Zululami’s ecology is dynamic and constantly evolving, what you see today is fairly removed from the farm in 2016, there is now evidence of several more robust biomes present and over time as the soil regenerates through natural processes, the biodiversity and quality of the nature of Zululami should improve. There has been a value given to the nature in Zululami, this is evident in the primary 12 hectares conservation valley that is situated almost centrally in Zululami. This no-go zone for development is the heart and personality of Zululami. It gives the urban form breathing room, allows residents to connect with nature, and provides connectivity to the surrounding neighbouring ecology. This ecological connectivity is proving to be the essence of the North Coast, which has a variety of natural habitats that create a mosaic of ecological diversity. This sustainable diversity can build resilience in the landscape, mitigating against natural disasters.
Zululami has provided essential ecosystem services, like aesthetics, habitat, biodiversity, soil formation, recreation, spirituality, pollination, clean water and air, climate regulation, flood control and photosynthesis to its residents through a restored environment.

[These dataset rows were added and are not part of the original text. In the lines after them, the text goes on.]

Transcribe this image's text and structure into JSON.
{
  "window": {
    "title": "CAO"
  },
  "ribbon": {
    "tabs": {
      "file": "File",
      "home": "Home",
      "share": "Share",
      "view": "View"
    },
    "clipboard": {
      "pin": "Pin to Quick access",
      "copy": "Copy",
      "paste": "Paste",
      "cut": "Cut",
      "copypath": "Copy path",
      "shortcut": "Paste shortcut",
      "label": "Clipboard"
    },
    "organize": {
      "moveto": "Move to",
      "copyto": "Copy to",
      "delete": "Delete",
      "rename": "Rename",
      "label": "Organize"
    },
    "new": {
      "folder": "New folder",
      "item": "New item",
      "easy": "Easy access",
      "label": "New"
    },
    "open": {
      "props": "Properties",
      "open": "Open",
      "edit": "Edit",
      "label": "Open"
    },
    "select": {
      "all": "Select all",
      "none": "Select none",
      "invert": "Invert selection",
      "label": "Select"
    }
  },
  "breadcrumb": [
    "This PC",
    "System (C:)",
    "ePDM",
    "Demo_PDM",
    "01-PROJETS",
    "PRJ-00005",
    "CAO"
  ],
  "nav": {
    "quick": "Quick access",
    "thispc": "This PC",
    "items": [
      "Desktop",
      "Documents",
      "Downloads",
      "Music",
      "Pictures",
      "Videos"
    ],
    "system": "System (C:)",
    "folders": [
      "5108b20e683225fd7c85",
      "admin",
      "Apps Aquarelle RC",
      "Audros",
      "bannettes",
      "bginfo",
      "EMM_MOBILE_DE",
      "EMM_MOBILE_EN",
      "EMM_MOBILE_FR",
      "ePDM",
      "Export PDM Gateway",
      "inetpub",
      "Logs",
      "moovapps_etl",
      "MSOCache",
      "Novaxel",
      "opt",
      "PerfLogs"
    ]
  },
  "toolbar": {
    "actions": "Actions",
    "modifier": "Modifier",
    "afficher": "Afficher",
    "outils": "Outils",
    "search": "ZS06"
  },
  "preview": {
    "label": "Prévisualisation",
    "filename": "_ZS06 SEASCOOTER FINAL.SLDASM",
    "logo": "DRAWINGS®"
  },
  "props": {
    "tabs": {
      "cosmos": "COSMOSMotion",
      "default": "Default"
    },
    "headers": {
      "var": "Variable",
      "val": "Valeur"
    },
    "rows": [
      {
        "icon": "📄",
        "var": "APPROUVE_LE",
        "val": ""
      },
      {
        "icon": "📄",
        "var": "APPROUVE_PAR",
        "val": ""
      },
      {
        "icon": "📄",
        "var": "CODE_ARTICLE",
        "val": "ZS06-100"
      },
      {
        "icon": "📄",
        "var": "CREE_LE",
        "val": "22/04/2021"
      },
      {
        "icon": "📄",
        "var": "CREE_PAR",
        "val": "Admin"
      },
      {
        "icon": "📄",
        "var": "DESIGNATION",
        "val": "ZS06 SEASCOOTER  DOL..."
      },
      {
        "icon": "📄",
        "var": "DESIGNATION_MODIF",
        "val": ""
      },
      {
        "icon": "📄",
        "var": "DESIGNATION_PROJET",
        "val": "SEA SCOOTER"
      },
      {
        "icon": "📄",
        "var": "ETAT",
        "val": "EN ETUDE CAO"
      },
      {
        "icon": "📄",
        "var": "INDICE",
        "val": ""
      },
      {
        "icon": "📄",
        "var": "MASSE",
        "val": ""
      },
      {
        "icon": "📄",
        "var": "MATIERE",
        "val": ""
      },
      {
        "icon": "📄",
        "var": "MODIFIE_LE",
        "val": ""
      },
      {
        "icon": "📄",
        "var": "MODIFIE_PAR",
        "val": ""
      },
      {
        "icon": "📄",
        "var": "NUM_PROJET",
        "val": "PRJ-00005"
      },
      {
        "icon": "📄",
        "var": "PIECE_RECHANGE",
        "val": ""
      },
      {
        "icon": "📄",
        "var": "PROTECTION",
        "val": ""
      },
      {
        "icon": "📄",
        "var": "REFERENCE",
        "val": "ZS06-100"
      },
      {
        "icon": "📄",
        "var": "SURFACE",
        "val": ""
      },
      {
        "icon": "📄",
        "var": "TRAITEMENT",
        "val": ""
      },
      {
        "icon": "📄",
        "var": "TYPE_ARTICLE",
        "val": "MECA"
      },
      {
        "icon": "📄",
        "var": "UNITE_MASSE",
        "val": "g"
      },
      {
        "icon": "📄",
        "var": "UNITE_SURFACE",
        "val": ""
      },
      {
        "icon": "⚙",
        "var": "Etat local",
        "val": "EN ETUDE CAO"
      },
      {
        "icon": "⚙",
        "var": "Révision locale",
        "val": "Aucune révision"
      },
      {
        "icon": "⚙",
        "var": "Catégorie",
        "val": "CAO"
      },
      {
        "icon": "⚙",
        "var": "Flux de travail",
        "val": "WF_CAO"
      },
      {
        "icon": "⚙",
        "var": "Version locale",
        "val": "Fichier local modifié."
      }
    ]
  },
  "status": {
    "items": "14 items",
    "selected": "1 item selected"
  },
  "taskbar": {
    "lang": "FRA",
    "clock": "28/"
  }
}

Zululami’s ecology should be carefully managed and balanced against human need to ensure the ongoing ecosystem services. Interwoven within this ecological framework are aesthetic interventions, that try to balance human needs within nature and are discovered as you engage with Zululami. We have been light-hearted in this sub-tropical context and played with patterns, introduced play, water and elements that connect residents to nature, like the lawn-terraced amphitheatre, boardwalks and trails, the sunrise deck, the bumble bee play pods and harvest garden. Zululami’s outdoors are there to enhance the lives of its residents and we believe they do just that.”
Q: How has Land Art put a unique stamp on Zululami in terms of vegetation?
A: “Zululami has large areas of conservation, so our inspiration was biophilic (from nature), using some of the local KwaZulu-Natal biomes like grassland, swamp forest, coastal forest and wetlands as our guide, however, we also considered the soil conditions which made us introduce some species not endemic to the region, like Sclerocarya birrea (Marula tree). So far, it seems to be liking the sandy soils, and will hopefully also start attracting butterflies and birds and producing edible fruit. The citrus garden also has some special species: Garcinia livingstonia (African Mangosteen), which produces a delicious fruit; Cordyla caffra (Wild Mango) its fruit is not as tasty as the exotic mango but is high in vitamin C, and Clausena anisate (Horsewood), which produced sprays of creamy white flowers, followed by black berries which attract the birds, their leaves can also be substituted for curry leaves. These are some of the species used to encourage the birds, bees and butterflies, the essential fauna that starts to signal a diverse landscape.”
Ready to explore the incredible ecosystems of Zululami? Then it’s most definitely time to join us for a tour. Pack a sun hat, put on those walking shoes, and click here to arrange your tours now: https://zululamiestate.co.za/contact/